Wainscoting – Vintage-style wallpaper paired with tongue-and-groove wainscoting gives this compact bathroom a cozy atmosphere. Also note the toilet with a high tank — a classic historic design. Swap slick modern spotlights for a decorative chandelier, like this brass number, to keep things traditional. Claw-foot tub – A rolled-edge, claw-foot bathtub is a timeless luxury. For an indulgent, traditional look, combine it with wallpaper, plantation shutters and a marble-topped vanity. Painting the sides of the bath a dark color, like this French navy, adds a period detail.

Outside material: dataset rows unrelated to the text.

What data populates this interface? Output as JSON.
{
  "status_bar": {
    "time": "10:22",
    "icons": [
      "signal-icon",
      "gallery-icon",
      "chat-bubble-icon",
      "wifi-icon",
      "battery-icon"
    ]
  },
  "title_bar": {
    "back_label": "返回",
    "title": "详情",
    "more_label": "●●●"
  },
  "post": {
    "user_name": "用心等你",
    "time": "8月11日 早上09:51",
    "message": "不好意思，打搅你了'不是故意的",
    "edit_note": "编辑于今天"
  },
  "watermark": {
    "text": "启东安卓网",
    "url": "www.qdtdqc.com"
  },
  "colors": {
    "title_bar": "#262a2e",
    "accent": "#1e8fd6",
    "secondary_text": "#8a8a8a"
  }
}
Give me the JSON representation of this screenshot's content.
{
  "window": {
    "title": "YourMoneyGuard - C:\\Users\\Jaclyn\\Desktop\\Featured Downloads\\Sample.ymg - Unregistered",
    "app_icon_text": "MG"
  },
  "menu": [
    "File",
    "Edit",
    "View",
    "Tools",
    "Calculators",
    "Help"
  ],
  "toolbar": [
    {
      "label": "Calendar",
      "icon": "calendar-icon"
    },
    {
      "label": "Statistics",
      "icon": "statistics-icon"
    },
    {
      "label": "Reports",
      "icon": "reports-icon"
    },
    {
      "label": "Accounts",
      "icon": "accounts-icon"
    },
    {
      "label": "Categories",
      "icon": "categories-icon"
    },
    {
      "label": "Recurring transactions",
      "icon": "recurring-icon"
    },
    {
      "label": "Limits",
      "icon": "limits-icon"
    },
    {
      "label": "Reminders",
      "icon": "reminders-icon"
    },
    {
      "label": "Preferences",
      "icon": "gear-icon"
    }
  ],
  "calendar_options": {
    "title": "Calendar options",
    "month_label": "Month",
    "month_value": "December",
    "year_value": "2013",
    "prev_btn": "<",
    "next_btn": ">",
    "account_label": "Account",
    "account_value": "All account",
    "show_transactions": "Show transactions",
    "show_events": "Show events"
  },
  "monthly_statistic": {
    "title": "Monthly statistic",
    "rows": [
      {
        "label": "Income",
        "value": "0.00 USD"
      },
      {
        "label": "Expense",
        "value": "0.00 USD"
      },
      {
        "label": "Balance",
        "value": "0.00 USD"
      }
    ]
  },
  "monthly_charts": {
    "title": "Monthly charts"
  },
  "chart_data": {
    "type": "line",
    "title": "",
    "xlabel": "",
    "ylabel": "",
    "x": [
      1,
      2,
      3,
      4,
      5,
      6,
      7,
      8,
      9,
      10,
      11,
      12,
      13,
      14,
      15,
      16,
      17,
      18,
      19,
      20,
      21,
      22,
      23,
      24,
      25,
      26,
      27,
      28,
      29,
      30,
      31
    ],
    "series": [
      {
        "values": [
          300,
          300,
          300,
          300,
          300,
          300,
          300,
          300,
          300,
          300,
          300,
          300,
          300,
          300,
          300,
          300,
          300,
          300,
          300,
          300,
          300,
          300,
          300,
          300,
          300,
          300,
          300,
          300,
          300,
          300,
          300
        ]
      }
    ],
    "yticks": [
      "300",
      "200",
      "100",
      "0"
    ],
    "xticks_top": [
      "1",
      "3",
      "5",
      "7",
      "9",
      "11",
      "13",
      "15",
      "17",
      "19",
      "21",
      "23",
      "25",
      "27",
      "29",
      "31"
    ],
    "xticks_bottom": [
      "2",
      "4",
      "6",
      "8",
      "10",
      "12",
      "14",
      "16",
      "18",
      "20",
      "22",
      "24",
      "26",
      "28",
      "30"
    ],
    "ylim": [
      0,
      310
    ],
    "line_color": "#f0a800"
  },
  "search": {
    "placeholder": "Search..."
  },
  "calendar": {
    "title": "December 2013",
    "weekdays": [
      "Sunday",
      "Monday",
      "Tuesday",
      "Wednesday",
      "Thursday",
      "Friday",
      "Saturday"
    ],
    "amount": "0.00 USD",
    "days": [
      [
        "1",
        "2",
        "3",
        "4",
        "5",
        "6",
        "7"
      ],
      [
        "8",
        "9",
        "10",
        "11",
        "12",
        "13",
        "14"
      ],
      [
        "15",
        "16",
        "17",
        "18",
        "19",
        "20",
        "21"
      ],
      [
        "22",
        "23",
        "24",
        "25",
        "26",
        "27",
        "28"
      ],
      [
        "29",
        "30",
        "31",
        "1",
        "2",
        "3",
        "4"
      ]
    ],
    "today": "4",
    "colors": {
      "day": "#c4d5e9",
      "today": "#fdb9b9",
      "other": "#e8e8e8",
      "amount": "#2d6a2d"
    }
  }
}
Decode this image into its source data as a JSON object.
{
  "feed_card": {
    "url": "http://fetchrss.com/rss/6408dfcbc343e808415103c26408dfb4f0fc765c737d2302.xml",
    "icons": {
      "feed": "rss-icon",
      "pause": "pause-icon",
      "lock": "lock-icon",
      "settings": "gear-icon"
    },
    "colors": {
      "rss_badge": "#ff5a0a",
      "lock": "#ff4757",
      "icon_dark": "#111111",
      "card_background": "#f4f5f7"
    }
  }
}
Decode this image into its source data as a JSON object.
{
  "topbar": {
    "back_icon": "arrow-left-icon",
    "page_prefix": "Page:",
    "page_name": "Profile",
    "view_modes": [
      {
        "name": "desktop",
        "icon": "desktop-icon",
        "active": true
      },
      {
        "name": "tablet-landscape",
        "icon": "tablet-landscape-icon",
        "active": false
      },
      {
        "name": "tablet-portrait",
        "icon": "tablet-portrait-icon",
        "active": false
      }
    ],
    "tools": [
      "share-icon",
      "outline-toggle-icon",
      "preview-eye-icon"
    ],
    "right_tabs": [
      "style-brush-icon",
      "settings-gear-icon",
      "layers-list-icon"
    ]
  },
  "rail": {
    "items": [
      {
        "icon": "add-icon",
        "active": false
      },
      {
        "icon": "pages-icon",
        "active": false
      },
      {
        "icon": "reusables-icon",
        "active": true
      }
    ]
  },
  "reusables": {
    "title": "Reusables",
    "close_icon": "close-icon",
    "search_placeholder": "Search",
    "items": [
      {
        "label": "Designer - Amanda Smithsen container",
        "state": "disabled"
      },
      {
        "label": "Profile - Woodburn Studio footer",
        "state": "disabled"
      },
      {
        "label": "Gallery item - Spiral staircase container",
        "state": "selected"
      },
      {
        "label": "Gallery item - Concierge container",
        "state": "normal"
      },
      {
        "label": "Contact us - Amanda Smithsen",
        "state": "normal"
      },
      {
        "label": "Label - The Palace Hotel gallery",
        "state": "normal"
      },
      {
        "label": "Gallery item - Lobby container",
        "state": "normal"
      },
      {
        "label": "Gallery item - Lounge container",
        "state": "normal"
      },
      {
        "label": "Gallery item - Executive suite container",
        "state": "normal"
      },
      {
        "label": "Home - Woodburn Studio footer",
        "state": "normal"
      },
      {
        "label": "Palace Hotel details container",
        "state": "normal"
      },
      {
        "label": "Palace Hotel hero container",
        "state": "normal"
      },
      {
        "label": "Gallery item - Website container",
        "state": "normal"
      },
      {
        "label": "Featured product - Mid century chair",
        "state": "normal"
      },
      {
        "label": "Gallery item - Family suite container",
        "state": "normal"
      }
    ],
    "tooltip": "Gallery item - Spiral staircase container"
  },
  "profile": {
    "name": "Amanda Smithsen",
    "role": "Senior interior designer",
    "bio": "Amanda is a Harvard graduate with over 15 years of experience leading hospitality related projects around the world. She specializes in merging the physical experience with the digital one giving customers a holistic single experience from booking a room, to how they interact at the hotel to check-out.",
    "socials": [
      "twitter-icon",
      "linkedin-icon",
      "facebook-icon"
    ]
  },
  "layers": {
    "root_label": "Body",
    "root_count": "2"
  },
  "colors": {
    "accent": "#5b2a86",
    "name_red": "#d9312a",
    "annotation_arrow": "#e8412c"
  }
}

Sinks are the most used fixture in any bathroom. The average person visits the bathroom six to eight times a day, brushes their teeth twice a day, and washes their hands before and after meals. That adds up to a lot of time at a sink. In bathrooms used by more than one person at a time—family baths and master baths—double sinks streamline the process of getting ready for the day.